Piracy, Plagiarism, and Personality.

SFMcGinley's picture

 

Consequence number one— being reduced to public ranting about piracy despite being intellectually all about creative commons and open source. Apparently I’m a stone cold capitalist at heart when my work is shared. Rationally, I know piracy isn’t really lost sales – the files were only downloaded because it’s “free stuff” grabbed from the internet. I should just ignore those piracy alerts if I want to stay calm.

Consequence number two– public mind-howling fury about plagiarism. Not so very different than ordinary academic disdain for it, right? But I discovered a whole new level of rage when I saw my work presented for academic credit and for publication.

Consequence number three – running the risk of not keeping your cool and sense of humor on-line. No one may know if you’re a dog on the Internet, but they surely do know if you’re a noodle-brained, rage-filled, control freak.

Had my work not been available online, these instances wouldn’t have happened. I shan’t go as far as having a Luddite spasm, but having been pirated and plagiarized, I found my brain and gut were seemingly at odds with each other. There was nothing intellectual or thoughtful about my response to seeing files of my writing listed at a bit torrent site. I wanted to puke. Our reaction to our work being shared varies according to the context — well, sure, and, duh, right? What I didn’t expect was how hardwired my reactions would be based on a flash determination of the context. My body reacted to the number of accesses – no processing needed to know that this wasn’t a good thing. The volume meant it wasn’t sales and it certainly wasn’t citations. Hard as I try to be thrilled that so many people wanted my work enough to download it, my gut still says: stole, not shared.

I would thrill if only a dozen copies of a journal article or paper I wrote were shared – but, of course, that marketplace is different. Our currency here is the trading of our thinking. We want our ideas to spread – so long as our name is attached. Being plagiarized stung more than being pirated. Briefly, a very unlucky student handed in copies of my own writing to me for a grade (now there was the mother of all teachable moments), and an equally unlucky writer drew me as a reviewer.

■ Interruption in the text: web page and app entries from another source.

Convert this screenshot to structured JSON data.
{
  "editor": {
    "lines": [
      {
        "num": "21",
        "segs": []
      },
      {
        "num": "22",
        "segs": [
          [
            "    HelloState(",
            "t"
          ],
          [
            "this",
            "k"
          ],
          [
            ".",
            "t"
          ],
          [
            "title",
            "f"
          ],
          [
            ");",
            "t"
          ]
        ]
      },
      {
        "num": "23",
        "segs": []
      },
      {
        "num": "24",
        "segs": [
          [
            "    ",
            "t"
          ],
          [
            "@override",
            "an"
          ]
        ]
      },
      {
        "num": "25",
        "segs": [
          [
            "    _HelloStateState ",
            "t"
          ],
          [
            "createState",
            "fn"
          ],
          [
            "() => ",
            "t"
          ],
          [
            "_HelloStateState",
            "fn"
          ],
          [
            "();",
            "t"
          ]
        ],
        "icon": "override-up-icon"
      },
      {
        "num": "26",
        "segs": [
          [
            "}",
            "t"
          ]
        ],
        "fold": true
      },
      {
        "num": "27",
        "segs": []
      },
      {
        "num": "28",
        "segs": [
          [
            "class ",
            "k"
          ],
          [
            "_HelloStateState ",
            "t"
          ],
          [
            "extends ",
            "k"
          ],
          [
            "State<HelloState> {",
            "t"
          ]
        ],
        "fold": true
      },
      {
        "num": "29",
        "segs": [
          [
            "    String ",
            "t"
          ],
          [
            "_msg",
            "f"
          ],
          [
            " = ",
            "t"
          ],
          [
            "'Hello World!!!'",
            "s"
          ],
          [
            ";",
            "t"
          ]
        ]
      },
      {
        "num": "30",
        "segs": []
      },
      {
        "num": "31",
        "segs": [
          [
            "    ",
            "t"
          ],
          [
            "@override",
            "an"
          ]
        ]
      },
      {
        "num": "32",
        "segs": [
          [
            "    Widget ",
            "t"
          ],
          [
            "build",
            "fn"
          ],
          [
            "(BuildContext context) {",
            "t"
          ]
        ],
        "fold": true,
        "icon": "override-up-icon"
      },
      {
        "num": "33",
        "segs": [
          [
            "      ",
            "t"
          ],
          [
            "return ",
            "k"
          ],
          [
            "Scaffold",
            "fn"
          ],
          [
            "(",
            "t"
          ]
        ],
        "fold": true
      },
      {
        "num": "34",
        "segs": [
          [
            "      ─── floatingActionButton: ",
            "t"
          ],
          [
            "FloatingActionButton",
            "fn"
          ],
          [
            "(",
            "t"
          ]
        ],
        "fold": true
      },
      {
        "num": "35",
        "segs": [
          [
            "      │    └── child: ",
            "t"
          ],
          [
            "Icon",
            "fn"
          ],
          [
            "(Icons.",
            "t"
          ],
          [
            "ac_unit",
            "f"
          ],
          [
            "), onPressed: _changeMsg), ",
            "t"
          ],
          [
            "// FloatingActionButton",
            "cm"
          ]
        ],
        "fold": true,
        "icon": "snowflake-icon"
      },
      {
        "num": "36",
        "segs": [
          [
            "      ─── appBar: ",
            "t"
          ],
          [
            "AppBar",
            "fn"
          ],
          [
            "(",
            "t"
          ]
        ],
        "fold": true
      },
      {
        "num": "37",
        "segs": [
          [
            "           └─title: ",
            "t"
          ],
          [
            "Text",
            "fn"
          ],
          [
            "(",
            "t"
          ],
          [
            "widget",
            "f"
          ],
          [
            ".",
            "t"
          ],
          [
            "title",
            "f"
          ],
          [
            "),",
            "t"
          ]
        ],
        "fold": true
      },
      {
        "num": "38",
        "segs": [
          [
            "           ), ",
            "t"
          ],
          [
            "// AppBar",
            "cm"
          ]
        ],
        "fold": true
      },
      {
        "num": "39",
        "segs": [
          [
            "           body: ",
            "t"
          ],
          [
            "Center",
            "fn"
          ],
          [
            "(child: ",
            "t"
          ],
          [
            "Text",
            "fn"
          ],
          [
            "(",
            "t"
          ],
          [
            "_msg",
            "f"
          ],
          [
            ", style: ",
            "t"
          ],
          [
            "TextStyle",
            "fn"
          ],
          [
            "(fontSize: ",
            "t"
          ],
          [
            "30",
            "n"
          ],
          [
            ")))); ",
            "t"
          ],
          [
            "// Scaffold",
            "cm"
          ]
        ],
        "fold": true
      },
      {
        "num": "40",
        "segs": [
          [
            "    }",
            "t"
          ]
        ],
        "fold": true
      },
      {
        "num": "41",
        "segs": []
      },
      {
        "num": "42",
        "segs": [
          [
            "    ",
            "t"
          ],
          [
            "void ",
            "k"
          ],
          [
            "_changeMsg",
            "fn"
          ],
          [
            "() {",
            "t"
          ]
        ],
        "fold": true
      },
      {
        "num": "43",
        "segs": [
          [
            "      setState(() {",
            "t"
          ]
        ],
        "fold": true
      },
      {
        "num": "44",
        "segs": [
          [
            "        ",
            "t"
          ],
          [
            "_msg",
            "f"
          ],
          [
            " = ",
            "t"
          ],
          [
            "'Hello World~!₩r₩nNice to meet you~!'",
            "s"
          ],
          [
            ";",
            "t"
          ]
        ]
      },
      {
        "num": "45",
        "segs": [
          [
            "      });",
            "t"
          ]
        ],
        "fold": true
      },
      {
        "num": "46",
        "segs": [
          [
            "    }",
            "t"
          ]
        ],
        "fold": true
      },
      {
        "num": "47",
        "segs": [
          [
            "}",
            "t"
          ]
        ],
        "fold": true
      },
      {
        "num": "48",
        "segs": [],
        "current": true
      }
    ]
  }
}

Parsing my reactions revealed that I am, when the chips are down, on the side of The Man. None of this information wants to be free, embiggening of the commons stuff. Intellect aside, I felt used. My work, ideas, imagination – the kidnapped root of plagiarism never felt truer. And here is where I think the word sharing has been coopted and devalued.  I do share my work. Had the plagiarized work been offered as fan fic, would I have cared? No, in fact, on the rare occasions that I’ve been asked, after being toe-twistingly flattered, I do give permission, and brag that my writing is a playground for others.

My attitude and thinking about ownership have been radically shaken up in the last few years of my digital existence. My academic and fiction careers are only possible because of on line sharing. Yes, sharing on line leads to risks of our ideas being no longer ours to control and profit from, but this was always true. It’s a cliché by now to say that the InterTubes have magnified and writ large our activities, and for me what they have mostly increased is the risks and stakes of revealing my personality to others. My work – it can stand for itself, and I will fight for it too — but the real stakes are personal and reputational. 

Comments

Sarah Spangler's picture

Creative Commons License for Teaching Sites & Materials (?)

Sarah, first I appreciate your willingness to problematize, in such a personal way, the dilemma of seemingly contradicting oneself when advocating for creative commons type sharing while simultaneously reacting with a visceral response to one's own work being pirated online. But, I have a hunch that many of us feel similarly. While no one, to my knowledge, has pirated anything of mine (which may simply suggest that I have produced nothing worth pirating!), I more than periodically struggle with the extent to which I want to "protect" my writings and teaching materials from being pirated, oh no, by other teachers! I  have thought about placing a creative commons license on the assignments and other materials that I post to my Google sites. I have also considered making my sites private or deactivating them after the end of a given semester. However, I have yet to enact either of these measures in part because I simply have not made the time to do so, which likely reflects the level of priority this has for me. But, part of not making this a priority stems, I think, from my desire to engage in open and social knowledge making and sharing, particularly with other instructors with whom I would otherwise have no contact if not for online sharing. But, please let me contradict myself, I anticipate having the same sort of visceral reaction Sarah M. has described should someone find my material "worthy" of pirating/plagiarizing.